Go through the listing below and list every line with "View".
*** DATA SHOWN Section Begins ***
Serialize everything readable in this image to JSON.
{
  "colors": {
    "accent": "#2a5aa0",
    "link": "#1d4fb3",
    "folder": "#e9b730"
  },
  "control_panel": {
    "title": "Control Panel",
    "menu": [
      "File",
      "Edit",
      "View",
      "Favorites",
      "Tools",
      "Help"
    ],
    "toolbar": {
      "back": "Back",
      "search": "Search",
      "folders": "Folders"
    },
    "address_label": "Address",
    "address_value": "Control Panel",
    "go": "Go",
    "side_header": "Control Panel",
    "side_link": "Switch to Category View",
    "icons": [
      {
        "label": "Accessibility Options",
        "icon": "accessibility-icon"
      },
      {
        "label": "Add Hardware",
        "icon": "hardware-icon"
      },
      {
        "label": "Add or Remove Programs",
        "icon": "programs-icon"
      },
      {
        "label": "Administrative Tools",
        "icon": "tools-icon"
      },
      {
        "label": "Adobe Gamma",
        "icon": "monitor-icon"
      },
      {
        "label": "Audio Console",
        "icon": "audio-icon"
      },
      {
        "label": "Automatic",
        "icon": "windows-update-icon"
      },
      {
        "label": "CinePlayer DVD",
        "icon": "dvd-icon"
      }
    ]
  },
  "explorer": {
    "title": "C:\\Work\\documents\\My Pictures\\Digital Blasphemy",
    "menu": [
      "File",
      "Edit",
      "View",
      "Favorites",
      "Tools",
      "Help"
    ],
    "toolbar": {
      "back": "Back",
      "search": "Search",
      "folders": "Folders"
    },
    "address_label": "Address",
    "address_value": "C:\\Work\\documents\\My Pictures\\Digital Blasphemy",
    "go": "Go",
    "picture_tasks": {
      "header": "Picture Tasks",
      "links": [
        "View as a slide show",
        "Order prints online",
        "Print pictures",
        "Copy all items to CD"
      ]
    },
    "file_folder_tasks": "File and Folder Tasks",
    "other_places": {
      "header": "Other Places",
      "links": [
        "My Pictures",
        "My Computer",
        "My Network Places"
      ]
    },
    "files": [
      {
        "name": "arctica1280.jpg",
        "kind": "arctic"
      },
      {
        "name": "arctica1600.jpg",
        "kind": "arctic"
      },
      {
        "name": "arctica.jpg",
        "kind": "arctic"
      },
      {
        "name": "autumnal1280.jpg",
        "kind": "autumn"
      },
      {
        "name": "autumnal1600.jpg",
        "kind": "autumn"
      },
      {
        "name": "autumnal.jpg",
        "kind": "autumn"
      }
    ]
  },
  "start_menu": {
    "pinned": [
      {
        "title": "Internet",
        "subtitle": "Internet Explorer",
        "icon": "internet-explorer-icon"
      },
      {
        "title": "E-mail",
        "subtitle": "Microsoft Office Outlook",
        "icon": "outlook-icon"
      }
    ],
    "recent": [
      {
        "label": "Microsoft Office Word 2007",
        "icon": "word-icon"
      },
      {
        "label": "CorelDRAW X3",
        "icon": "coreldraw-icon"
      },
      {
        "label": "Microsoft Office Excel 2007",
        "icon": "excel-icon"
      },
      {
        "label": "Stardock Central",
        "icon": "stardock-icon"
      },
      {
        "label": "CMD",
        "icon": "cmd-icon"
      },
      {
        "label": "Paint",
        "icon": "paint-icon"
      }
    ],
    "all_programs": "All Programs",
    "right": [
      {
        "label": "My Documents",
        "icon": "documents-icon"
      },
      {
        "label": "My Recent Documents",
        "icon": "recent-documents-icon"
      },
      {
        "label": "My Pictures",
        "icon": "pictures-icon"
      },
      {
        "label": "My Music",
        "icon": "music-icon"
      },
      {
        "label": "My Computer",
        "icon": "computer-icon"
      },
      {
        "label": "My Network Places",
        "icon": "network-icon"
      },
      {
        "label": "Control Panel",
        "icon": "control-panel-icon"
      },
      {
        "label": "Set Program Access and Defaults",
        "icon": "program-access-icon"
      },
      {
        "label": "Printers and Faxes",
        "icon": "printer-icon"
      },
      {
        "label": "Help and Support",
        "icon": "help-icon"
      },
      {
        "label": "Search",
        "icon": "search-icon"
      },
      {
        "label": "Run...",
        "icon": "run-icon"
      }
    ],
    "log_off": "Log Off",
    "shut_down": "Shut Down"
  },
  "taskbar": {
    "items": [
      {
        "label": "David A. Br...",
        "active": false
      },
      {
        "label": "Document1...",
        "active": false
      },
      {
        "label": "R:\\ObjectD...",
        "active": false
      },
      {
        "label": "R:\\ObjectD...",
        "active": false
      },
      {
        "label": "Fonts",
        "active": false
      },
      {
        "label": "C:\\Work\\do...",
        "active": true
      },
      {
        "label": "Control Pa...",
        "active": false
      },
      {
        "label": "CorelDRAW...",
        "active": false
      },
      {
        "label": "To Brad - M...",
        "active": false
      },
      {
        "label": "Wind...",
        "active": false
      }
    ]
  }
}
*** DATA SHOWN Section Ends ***
● **ANSWER TO THIS EXERCISE**
      "View",
    "side_link": "Switch to Category View",
      "View",
        "View as a slide show",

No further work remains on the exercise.